In a study, 40 people were examined, on average 68 years old. One half did fitness and strength exercises of all kinds, the other half did a special ambitious dance training, changing the program and the choreography every four weeks and having a variety of music. So the probands received new stimuli, learned playfully and were emotionally addressed.
After six months, the dance probands had significantly improved alertness, better balance and flexibility. The fitness probands increased only their alertness.
The brains of both groups had grown, albeit in different regions. Only the dancers, however, had an increase of nerve growth factor, which is important for the formation of nerve cells and for long-term memory. According to Müller, apparently new nerve cells have formed in the dancer’s brains.
Twelve months later, changes in verbal memory were detected in favor of the dancers. Therefore, Müller assumed that regular dance training delays mental decline in a possible mild dementia.
Sources: Harvard, Einstein College, 2003, new England Journal of Medicine, BBC, der Spiegel
To give a résumé, dancing requires both your body and your brain, because you do many things at the same time:
1. Move synchronously to the music
2. Learn steps
3. Remember the steps
4. Coordinate your own movements
5. Coordinate the movements with your dance partner
6. Leading – forward-looking, timely and physical coordination
7. To be guided – reaction, translate signals in moves, as well as timely and physical coordination
This ensures the formation and preservation of important nerve cells, prevents the risk of dementia and treats movement disorders such as those that occur in Parkinson’s disease.
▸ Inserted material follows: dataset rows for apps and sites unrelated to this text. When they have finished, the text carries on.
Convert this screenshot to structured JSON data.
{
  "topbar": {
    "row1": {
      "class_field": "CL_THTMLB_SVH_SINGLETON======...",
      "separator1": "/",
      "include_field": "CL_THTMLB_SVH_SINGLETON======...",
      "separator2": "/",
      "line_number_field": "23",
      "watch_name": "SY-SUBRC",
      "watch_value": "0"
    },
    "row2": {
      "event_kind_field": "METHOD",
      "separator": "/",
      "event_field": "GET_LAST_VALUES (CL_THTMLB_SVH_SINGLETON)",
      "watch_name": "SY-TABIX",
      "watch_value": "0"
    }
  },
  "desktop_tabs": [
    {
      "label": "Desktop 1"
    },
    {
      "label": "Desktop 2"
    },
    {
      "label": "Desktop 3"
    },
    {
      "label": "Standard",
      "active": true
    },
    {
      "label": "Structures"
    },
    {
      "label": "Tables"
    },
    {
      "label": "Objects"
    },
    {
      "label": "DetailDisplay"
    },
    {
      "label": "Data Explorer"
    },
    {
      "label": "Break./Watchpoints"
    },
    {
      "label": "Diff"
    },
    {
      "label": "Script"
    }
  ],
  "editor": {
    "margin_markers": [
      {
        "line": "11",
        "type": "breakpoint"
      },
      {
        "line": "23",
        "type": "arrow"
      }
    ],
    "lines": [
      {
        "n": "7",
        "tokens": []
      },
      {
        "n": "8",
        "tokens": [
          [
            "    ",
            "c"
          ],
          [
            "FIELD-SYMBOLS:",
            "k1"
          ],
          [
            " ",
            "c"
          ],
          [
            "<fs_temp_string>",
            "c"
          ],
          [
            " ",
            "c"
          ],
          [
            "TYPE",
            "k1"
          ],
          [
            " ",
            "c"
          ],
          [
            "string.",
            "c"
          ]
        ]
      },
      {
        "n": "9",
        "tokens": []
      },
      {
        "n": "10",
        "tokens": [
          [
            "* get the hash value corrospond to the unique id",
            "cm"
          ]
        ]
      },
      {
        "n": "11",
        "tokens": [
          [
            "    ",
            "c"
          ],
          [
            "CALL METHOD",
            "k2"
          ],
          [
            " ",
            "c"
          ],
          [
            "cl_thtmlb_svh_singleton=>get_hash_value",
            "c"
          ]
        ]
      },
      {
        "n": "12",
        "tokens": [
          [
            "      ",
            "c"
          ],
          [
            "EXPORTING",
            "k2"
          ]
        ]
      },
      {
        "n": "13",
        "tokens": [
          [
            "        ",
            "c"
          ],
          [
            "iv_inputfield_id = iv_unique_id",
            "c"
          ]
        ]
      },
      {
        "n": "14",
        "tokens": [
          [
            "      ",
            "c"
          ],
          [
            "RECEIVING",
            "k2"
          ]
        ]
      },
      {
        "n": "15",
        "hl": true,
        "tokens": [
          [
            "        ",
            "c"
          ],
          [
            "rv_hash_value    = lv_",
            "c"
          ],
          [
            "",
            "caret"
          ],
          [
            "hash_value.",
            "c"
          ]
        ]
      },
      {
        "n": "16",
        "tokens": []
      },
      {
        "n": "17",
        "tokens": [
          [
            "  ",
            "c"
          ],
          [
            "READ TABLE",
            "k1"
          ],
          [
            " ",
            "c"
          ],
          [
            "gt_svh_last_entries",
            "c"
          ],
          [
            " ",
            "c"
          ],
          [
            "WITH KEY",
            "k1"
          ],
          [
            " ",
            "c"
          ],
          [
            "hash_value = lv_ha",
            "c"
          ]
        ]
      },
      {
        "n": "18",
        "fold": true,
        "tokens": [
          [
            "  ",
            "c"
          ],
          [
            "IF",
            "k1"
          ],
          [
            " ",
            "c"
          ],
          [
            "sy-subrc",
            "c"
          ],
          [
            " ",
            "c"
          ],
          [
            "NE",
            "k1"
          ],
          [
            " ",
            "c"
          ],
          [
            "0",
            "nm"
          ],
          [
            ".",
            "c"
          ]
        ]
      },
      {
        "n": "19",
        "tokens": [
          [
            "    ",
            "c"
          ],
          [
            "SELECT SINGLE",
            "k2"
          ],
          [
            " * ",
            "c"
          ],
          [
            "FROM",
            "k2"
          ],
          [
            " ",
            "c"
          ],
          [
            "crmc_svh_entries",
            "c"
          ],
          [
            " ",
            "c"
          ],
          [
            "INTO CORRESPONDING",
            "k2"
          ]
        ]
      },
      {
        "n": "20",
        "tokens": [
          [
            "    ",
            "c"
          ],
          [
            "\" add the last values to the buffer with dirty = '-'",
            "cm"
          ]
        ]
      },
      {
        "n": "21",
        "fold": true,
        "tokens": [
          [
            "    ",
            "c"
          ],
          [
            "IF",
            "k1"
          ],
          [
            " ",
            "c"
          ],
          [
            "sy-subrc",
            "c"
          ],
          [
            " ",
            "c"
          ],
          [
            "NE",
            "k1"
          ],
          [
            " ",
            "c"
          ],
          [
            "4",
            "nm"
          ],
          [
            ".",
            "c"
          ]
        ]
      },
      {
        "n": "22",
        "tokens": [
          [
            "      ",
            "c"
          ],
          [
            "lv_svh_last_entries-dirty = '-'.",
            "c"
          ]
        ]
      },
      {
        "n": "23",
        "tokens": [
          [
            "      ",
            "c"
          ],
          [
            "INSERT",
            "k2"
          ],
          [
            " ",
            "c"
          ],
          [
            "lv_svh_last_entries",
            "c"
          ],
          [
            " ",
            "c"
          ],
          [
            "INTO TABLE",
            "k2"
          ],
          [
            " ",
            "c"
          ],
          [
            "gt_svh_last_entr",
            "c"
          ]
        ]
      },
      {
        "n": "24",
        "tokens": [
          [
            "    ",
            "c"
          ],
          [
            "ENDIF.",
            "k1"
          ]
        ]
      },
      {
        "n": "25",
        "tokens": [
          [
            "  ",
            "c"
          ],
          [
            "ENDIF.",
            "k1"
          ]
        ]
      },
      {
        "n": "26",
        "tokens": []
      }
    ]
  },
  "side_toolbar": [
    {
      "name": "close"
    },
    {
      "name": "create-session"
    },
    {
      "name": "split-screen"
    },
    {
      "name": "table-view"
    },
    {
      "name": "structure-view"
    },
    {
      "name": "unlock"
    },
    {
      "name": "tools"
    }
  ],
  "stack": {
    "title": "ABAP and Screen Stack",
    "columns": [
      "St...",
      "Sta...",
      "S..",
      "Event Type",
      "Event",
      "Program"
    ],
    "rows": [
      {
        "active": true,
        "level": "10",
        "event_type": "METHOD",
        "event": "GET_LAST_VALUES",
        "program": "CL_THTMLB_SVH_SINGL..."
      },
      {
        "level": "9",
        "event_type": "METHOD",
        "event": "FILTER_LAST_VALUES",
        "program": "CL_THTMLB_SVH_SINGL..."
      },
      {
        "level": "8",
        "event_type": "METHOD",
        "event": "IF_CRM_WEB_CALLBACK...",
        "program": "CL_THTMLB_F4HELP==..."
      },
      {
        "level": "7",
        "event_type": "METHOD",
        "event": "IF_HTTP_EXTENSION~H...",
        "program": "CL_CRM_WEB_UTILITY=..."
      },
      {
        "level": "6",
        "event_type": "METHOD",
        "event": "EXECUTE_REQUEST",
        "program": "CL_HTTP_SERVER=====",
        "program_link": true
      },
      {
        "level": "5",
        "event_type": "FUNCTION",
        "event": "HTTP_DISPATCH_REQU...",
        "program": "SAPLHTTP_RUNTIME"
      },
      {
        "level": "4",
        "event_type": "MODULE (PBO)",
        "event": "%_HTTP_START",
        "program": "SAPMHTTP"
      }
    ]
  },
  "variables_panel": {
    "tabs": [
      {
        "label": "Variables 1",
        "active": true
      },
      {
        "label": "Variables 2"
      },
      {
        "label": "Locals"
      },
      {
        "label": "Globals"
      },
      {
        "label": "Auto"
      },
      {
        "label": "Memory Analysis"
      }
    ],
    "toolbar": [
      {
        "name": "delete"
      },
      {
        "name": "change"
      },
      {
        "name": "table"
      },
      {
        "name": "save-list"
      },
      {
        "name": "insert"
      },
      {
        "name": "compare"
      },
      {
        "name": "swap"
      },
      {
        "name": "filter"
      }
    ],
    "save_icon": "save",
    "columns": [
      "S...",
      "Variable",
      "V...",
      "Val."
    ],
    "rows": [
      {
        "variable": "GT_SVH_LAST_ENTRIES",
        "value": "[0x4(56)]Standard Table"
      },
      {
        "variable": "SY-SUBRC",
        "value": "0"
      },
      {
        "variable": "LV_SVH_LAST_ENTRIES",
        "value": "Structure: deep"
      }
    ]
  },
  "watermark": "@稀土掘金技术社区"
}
And by the way, regular dancing also increases your condition and musculature, can enrich the partnership, promote social skills and, of course, be fun!